[Your instructions]:
Go through the records and report each line in which the word "Pitch" occurs.

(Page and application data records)

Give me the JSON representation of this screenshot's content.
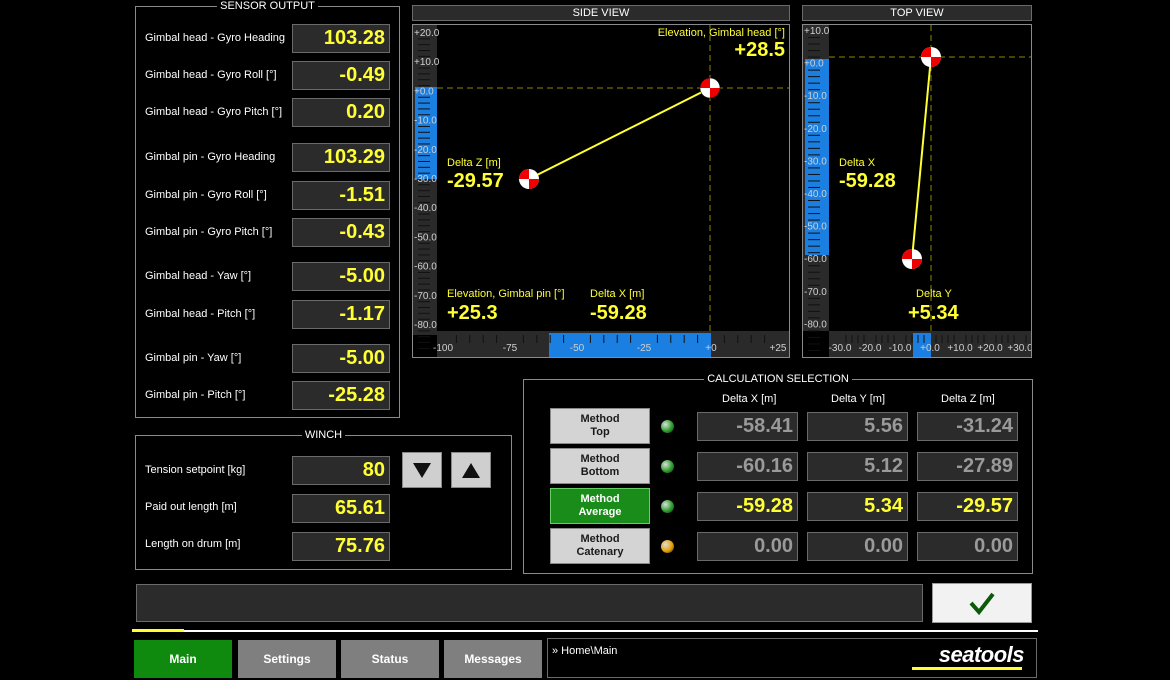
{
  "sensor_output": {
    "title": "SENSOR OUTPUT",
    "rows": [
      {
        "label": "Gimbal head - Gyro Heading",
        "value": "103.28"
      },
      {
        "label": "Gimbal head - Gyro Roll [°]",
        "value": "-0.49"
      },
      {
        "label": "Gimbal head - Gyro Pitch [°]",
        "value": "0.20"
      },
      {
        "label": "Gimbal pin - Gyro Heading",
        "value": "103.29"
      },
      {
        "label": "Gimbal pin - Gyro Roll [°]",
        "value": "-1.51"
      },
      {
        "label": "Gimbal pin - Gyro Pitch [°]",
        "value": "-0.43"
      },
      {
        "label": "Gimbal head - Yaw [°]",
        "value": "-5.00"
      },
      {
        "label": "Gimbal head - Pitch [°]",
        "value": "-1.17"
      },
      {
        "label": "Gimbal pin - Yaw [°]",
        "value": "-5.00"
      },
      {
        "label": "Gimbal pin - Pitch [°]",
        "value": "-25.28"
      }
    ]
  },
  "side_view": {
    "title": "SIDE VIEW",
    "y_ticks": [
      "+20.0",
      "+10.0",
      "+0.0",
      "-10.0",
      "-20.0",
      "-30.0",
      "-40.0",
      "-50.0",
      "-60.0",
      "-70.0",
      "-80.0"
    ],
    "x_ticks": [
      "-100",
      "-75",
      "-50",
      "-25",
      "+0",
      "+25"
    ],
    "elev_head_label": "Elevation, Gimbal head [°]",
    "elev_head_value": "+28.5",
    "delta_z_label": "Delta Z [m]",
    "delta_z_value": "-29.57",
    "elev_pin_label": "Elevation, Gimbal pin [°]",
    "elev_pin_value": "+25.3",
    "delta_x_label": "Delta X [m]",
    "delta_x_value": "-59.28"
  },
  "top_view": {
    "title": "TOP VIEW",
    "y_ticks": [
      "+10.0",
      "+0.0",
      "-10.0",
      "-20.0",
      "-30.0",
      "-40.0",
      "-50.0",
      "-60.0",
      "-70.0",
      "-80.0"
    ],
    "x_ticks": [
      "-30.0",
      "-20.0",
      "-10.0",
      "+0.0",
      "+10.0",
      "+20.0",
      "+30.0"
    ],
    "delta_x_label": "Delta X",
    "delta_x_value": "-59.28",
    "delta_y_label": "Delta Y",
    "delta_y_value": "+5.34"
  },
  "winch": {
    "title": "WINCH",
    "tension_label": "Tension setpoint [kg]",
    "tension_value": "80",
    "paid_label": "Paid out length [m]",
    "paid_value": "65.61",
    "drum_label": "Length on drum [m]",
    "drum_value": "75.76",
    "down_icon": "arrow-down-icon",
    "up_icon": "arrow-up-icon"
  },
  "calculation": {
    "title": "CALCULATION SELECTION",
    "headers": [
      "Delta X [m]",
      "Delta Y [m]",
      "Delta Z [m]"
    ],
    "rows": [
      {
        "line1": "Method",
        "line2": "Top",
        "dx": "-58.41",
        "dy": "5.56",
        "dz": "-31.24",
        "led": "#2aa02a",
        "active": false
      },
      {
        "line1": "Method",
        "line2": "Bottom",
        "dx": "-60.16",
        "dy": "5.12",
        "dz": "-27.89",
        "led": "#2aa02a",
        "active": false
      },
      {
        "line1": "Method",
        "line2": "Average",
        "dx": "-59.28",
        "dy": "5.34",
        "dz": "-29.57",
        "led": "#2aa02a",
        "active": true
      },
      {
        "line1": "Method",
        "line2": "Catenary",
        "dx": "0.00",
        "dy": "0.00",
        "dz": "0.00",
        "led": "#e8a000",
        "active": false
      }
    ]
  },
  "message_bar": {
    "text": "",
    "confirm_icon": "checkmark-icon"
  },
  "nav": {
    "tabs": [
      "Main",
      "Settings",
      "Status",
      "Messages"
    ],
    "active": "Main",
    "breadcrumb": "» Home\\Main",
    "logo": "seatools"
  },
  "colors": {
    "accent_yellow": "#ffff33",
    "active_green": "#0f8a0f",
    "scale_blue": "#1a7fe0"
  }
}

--

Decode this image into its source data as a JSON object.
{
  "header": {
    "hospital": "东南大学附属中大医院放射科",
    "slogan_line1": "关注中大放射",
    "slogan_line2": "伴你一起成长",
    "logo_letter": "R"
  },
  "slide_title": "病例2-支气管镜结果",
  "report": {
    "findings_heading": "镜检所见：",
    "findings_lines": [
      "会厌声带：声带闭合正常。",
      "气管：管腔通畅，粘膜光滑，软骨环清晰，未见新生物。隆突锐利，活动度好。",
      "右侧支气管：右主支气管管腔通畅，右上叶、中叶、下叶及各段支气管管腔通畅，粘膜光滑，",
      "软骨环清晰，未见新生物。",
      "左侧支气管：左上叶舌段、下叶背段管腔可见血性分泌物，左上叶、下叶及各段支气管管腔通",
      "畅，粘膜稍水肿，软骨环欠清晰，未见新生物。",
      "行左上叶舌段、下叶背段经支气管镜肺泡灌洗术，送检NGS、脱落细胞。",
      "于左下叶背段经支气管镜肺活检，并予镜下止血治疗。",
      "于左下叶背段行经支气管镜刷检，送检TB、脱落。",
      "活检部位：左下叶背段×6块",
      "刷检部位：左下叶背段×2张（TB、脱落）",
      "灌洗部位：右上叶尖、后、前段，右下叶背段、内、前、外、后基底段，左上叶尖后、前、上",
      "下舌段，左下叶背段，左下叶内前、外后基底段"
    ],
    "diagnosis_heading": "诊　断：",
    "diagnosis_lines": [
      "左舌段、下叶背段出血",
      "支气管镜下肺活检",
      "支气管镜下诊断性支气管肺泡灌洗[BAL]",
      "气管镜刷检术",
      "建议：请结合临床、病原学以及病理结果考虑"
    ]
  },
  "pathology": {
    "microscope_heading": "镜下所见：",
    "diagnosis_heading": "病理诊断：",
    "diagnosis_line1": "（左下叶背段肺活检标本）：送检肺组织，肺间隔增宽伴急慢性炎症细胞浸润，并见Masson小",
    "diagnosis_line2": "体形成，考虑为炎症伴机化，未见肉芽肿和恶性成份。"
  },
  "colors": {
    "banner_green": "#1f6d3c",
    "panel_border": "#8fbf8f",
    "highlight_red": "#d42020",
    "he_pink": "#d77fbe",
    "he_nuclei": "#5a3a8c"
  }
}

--

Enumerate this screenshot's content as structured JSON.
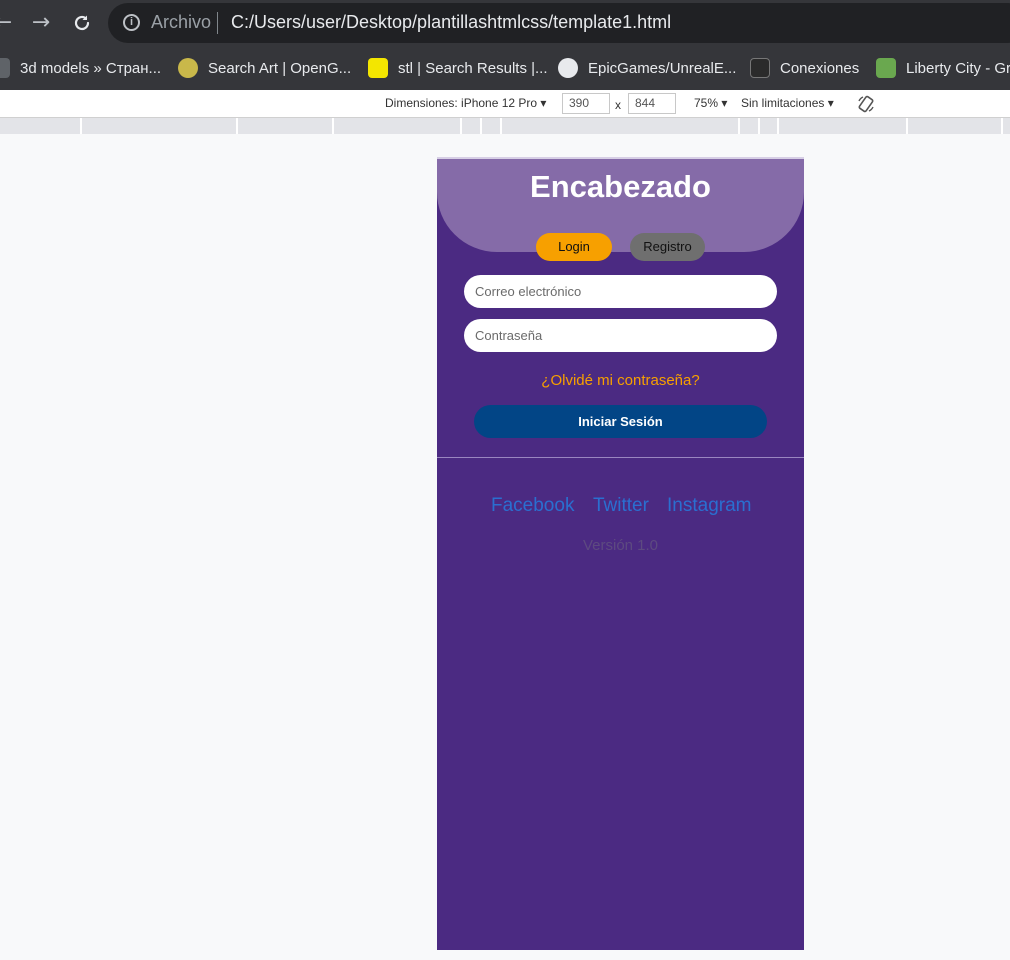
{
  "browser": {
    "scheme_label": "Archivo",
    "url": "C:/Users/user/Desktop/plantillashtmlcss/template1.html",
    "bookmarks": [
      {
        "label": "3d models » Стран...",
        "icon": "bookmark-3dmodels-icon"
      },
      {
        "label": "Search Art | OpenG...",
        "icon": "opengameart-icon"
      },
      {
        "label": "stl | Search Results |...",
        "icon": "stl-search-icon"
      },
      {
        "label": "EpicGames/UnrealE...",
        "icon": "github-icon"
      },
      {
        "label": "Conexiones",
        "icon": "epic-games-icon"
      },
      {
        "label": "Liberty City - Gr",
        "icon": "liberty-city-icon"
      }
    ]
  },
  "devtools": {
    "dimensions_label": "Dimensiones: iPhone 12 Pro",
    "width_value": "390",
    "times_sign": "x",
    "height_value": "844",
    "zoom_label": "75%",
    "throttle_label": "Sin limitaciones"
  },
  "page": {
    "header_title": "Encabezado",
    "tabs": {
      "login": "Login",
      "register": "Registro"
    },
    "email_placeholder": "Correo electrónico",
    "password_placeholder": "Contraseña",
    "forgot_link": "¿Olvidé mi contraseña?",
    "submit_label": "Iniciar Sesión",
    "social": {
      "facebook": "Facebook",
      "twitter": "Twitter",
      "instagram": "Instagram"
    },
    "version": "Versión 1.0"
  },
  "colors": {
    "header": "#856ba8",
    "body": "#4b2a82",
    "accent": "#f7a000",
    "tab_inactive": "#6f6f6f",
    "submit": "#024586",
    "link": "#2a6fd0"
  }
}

[Answer for this exercise]:
        "label": "Gimbal head - Gyro Pitch [°]",
        "label": "Gimbal pin - Gyro Pitch [°]",
        "label": "Gimbal head - Pitch [°]",
        "label": "Gimbal pin - Pitch [°]",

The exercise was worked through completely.